Ahmed Mohamed, the 14-year-old Muslim boy who brought a homemade clock to school and was subsequently arrested because the clock looked similar to a bomb that resembled a movie prop, has been rightly recognized worldwide as a victim of anti-Islam paranoia that has spread in the US like a cancer. Obama, being the postwar on Terror President, invited young Ahmed to the White House to display his homemade device. When he does make his trip to DC to visit the President that declared the War on Terror to be over, what will they talk about? If the subject of foreign policy does come up, as well as Muslim fear-mongering and the need to protect young Muslims such as himself from persecution, young Ahmed might rightly ask Obama this: how similar do I look to the hundreds of young men that have died from your drone strikes? How similar do I look to Abdulrahman al-Awlaki, the 16-year-old boy who was killed via drone while eating dinner in Yemen? Are you inviting me to the White House as a political stunt? He could go on and on with this line of questioning, but might be escorted out before he received an answer. Obama has attempted to sustain the narrative that the “War on Terror” is over, that he ended it, since it was just a war on a tactic anyway, and from now on it’s going to be a cool and collected foreign policy, a reversal of the paranoid Bush years. It could be a teachable moment in the limits of hypocrisy, although it would probably never be allowed in the presence of a President keen on continuing the narrative that he is a friend to young Muslim men and women, rather than their executioner.

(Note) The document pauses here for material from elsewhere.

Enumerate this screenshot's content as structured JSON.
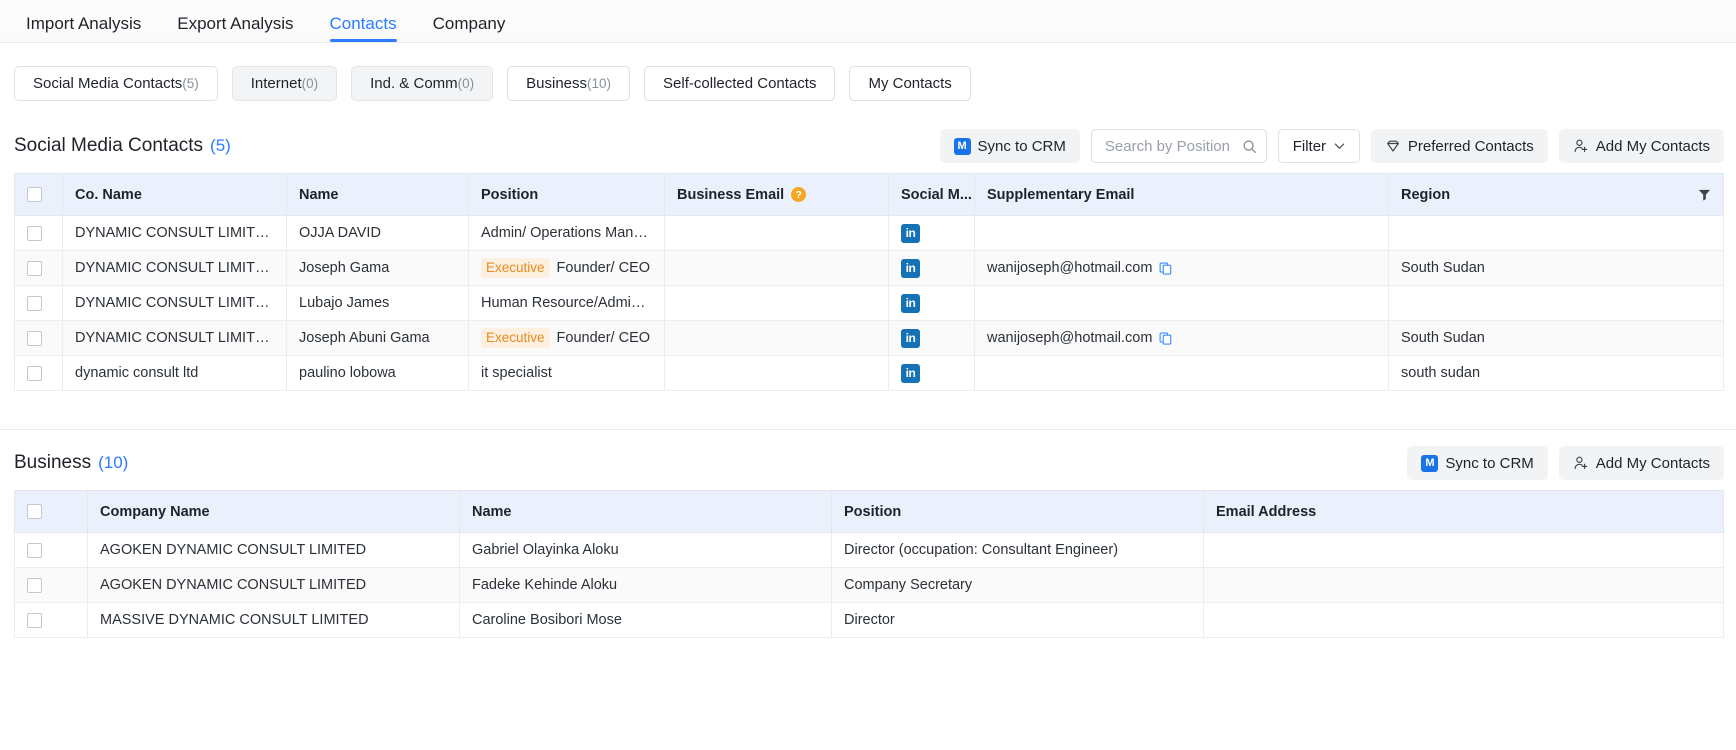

Semantic gymnastics aside, the ‘War on Terror’ is in full swing, and Obama is neck deep. The War on Terror may have been redefined, but the actions that are the hallmark of that foreign policy have not changed, regardless of what it’s called. Aerial robots being the weapon of choice in this “new” war, the death toll is climbing just as quickly. Obama’s drone war has killed far more innocents than “targets”, with The Guardian estimating that 41 bystanders are killed for every intended target. Over 2,500 have died outside the United States’ declared war zones since the beginning of the Obama Presidency. These are real people, with lives, struggles, pain, heartbreak, family, who live and breathe just like young Ahmed. Their deaths are no less real than Ahmed’s humiliation at school. More so, because their lives were stolen from them. They are ignored, however, because they are never seen. They can be learned of, if one takes the time to do an Internet search, but most don’t. Sanitized numbers, like “1,100 killed”, flash across a television occasionally, but it’s hard for us to sympathize with a number. But the survivors know who these dead were, and they won’t forget. Just as we would never forget a foreign drone bombing the school down the street, or a wedding at the church next door.
A drone strike in Yemen killed a 6th grade boy, among others, earlier this year. Where’s his honorable mention, his posthumous White House invite for being an innocent life snuffed out due to a paranoia-based foreign policy? His name was Mohammed Saleh Qayed Taeiman, someone who probably had aspirations, goals, loved ones, hobbies, and a future. Does Obama see the humanity in their lives just as he appears to see it in Ahmed? Taeiman was twelve years old, and he would be alive, and living in a far more stable country, were it not for the US drone war. His life was effectively taken from him by President Obama via the technological terror that he has made his own. As for Yemen, this is solely Obama’s war, it can’t be placed on the backs of previous administrations as he has done in the past. Only one drone strike occurred in that country during the Bush years, back in 2002. It didn’t happen again until 2011, but it hasn’t stopped since. Obama has been pounding that country with drones, striking the country at least 103 times, killing at least 580 people. Their stories aren’t blasted across social media, but they had stories nonetheless. Their stories have ended due to a misguided foreign policy, a policy conducted in our name, of which we are oblivious to. When the blowback does arrive, will we recognize the source of it? When the survivors pray for our death as they drag their children out from under rubble, will we understand that the hatred is fueled because US drones are the reason for their dead?
Ahmed is busy receiving cushy invites from all over the world, which is just. But the outpouring of support is a natural reaction when we see a human face, and see tragedy affecting them. The faceless are forgotten. No one remembers, or has cared to learn of, the thousands dead from Obama-approved drone assassination campaigns. If Ahmed had lived in Yemen, Somalia, or the other countries that cower under drones flying overhead, he could very easily have died at the hands of the President now congratulating him and offering him a chance to visit the White House. Ahmed has withdrawn from the school that targeted him due to his appearance, the victims of the US drone wars aren’t as easily able to escape their fate.
Shane Smith lives in Norman, Oklahoma and writes for Red Dirt Report.